If your IDE is automatically coloring them out, you might as well actually throw them out. They do not help.
The code does not help me but it does help other people. Throwing it out just because I don't care is selfish and counterproductive.
They only take up space. They won't be tested. They will bit rot as the surrounding code changes.
It's a lot of mental work to remember all the subtle differences, and why bother if you can just use the standard functions that are everywhere and have been there for 15 years?
Back in the real world we often have to deal with decades old crap including ancient platforms with broken or missing implementations of basic functionality. Closing your eyes, pretending otherwise or not understanding this reality out of ignorance solves nothing.
Okay, I get it. You're a genius superhuman elite hero. You are better than the OpenSSL developers; you wouldn't make a mistake they made with one of these crazy functions that looks standard but isn't.
I'm a superhuman idiot zero who has been contributing to open source projects for decades. What crazy functions specifically are you referencing?
You are better than the OpenBSD developers who need to restyle the code and remove wrappers and layers to make it less confusing to work with.
It does not take a rocket scientist to see the hubris billowing out of unprofessional commit comments. Been around enough to see the difference between making a difference and scratching obsessive compulsive itch. See also hasty deletes subsequently being reversed.. "oops".
Why don't you make your own fork and show the world how much better you are? You could probably do it. The most secure SSL/crypto library. Or would you rather run upstream OpenSSL
I'm happy with OpenSSL project especially now they recently added crypto features I have been waiting the better part of a decade to become field deployable.
If I find any problem in the code I have no reason to believe a vigorous patch would not be happily accepted by the OpenSSL team. OpenSSL is also heavily used by tiny companies like Google. They have made a great number of important contributions.

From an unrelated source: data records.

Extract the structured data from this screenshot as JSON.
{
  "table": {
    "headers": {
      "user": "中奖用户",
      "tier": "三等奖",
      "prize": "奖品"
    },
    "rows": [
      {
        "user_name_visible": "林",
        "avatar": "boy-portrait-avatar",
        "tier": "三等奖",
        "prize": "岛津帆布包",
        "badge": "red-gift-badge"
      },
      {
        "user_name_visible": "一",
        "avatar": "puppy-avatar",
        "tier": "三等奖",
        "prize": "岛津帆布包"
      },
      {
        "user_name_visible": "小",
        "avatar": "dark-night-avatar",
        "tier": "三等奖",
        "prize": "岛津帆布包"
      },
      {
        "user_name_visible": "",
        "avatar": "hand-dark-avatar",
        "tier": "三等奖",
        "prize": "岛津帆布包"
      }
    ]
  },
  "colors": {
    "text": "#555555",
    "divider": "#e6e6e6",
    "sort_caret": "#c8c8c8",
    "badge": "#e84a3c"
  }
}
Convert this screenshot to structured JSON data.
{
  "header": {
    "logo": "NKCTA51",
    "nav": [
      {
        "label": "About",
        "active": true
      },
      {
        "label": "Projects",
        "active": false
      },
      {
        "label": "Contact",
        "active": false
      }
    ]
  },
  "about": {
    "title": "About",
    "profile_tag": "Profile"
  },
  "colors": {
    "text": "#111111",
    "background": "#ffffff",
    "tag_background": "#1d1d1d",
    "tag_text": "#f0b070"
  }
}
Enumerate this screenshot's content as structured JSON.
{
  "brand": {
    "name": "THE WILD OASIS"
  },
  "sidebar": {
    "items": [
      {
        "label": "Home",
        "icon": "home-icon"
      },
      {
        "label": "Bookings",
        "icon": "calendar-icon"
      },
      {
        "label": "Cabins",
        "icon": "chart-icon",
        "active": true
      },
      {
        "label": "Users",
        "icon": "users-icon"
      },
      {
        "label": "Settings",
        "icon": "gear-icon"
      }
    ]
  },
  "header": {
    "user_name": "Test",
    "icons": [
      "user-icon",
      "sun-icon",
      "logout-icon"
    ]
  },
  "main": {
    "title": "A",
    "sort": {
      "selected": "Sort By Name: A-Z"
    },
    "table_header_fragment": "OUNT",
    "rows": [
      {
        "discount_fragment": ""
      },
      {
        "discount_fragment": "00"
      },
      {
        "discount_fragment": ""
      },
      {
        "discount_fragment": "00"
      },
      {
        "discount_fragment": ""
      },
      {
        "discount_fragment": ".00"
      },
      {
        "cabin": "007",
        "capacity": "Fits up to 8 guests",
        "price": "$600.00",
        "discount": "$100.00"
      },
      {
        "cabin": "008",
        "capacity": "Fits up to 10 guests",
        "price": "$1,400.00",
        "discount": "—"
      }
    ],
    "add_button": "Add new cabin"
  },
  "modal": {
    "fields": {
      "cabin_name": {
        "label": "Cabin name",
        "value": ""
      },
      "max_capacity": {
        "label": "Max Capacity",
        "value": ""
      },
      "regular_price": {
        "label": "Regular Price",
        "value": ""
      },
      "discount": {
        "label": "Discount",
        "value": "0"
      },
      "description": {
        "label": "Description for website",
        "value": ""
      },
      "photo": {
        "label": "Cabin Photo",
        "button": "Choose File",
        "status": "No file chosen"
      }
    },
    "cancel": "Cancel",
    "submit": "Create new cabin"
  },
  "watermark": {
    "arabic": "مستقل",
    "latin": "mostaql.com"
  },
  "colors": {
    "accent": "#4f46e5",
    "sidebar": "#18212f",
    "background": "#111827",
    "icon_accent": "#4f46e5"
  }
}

Or would you rather run upstream OpenSSL since you seem to have disregarded all the bugfixes the OpenBSD developers did, and claim they have no security value?
I made no such claim. I have never said OpenBSD devs have done nothing of value. I simply question the aggregate value of the changes commensurate with the hype used to describe them and think most of the commits I have checked with my own eyes are counterproductive or worthless. Most of them by volume are nothing more than adjustments to spacing between variable names and equal signs.
Of course you know better. You probably audited all the code already...
I will say the absence of anyone publically announcing discovery of any new bugs of substance post heartbleed is telling in and of itself. While I assume OpenSSL is full of undiscovered (or at least undisclosed) security critical bugs if all the code "sucks" as bad as heartbleed did I would expect to see quite a different outcome.
Compared with other security critical system that is as widely deployed I don't know that OpenSSL 's vulnerability track record is out of line from what can be expected.
People talk about OpenBSD developers as if they are gods yet a few seconds of googling shows plenty of dangerous CVE's for OpenSSH flaws disclosed during OpenBSD ownership of the project.
I think more eyes are good. I think anyone who wants to contribute bug fixes or make the project better is good. My objection is in unnecessary removal of functionality others still need and the characterization of OpenBSD commits as substantive when they are mostly shallow format/delete/function swaps. I welcome any and all serious attempts at re-architecting OpenSSL to reduce complexity, chance of error and structures which promote systematic verification of correct behavior. I don't see OpenBSD team doing any of these things as of yet. If they do I am more than happy to cheer them on.
security critical bugs but look at OpenSSH they have had severe problems
important bugs in OpenSSL
headlines of all the shallow bugs in OpenSSL found thanks to increase in number of eyes is itself quite telling.
new eyes finding zillions of shallow actionable bugs